This model commemorating the North Stars' service with 426 Squadron sits below the Squadron Standard, Dishforth Building, Trenton.
The Douglas C-54 North Star was always planned for No 426 Squadron when it was reformed after the Second World War. However, the aircraft were still being built and newly redesigned, the Canadiar version making its first flight at Cartierville Airport on 15 Jul 46, and required testing and modifications before entering service, so the Dakota was used as a stop gap measure.
Thunderbird fitters finally get their hands on something other than a radial engine.
The first North Stars delivered to the Thunderbirds was throughout the spring of 1948. A low wing monoplane with full cantilever wing and tail surfaces, semi-mono-coupe fuselage and fully retractable tricycle landing gear. It could be configured to carry up to fifty-five passengers, bulk cargo or medical patients on thirty-two litters. The freight load limit was 18970 pounds. Its four engines were 1760 horsepower, 12 cylinder, liquid cooled, V-type 620/622 Rolls-Royce Merlins, fitted with two stage, two speed superchargers and Hamilton Standard Hydromatic three bladed, quick feathering propellers. Its normal cruising speed was 230 mph, its service ceiling was 36000 feet, and its maximum range was 3060 miles.
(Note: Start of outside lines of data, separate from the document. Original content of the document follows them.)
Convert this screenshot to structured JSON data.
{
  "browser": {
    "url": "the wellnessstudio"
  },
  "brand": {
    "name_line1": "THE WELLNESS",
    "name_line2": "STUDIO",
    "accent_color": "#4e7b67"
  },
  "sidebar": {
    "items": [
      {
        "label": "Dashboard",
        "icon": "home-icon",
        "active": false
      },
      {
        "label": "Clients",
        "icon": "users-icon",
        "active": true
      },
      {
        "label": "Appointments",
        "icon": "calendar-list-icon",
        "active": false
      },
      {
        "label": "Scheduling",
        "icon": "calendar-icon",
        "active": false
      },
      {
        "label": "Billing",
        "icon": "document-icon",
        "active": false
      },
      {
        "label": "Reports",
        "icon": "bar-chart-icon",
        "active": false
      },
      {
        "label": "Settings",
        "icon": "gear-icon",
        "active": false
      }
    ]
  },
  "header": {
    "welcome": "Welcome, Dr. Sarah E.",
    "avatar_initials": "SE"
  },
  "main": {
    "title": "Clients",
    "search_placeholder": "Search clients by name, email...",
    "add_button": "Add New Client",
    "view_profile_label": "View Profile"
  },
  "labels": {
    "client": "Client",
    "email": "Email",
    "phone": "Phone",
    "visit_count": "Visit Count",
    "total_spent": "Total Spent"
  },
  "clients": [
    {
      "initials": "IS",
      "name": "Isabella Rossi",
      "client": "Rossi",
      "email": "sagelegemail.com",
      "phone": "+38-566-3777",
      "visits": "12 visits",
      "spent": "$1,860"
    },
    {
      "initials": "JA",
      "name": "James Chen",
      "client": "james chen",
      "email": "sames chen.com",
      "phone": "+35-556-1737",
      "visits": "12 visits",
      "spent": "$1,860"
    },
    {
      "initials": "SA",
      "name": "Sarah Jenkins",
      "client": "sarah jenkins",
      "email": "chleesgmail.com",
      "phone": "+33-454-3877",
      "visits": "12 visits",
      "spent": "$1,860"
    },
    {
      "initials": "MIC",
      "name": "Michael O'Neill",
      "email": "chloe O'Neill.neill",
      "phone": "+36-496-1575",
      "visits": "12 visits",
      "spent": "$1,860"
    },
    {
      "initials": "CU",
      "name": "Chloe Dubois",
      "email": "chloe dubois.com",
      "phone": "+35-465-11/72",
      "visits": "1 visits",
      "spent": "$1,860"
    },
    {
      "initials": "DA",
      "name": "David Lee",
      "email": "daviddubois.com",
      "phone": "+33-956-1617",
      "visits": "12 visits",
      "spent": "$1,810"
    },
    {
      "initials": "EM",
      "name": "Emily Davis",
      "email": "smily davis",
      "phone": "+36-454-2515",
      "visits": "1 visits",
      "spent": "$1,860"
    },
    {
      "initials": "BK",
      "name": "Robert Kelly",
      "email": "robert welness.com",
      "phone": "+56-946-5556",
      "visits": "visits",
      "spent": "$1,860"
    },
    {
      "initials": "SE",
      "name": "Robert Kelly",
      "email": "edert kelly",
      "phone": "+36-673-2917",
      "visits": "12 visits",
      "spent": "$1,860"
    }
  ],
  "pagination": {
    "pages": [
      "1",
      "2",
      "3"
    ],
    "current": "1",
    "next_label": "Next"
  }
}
This range allowed NS17512, piloted by F/O J.A. Jolicoeur (recently posted from 426 Squadron) and a fourteen man crew from the Experimental and Proving Establishment at RCAF Station Rockcliffe, to make the first Canadian coast-to-coast flight, 14-15 Jan 49, 2785 miles in eight hours and thirty-two minutes. A year later, F/O G.W. Webb and his Thunderbird crew used the same aircraft to shave seven minutes off the record.
Heavy lift operations was the Thunderbirds' bread and butter throughout the 1950's and the first half of the 1960's, ending with the North Star retiring from service, 8 Dec 65. (Operations of note will be featured in the Memorabilia section of this site.) A ceremony was carried out in No 10 Hanger at RCAF Station Trenton where the guests of honour were NS17508 and NS17515, the later of which had been the last North Star to fly domestic and overseas missions. After the retirement ceremony it was flown to RCAF Station Rockcliffe to join the National Aeronautical Collection. With the end of this era came a demobbing of No 426 Squadron; it was reformed in May 71 as a training establishment, and operates today out of 8 Wing, Trenton.
F/S E. Grose teaching North Star weight and balance, Trenton, 1955.
North Star retirement ceremony, Air Commodore R.J. Lane, AOC Transport Command bids farewell.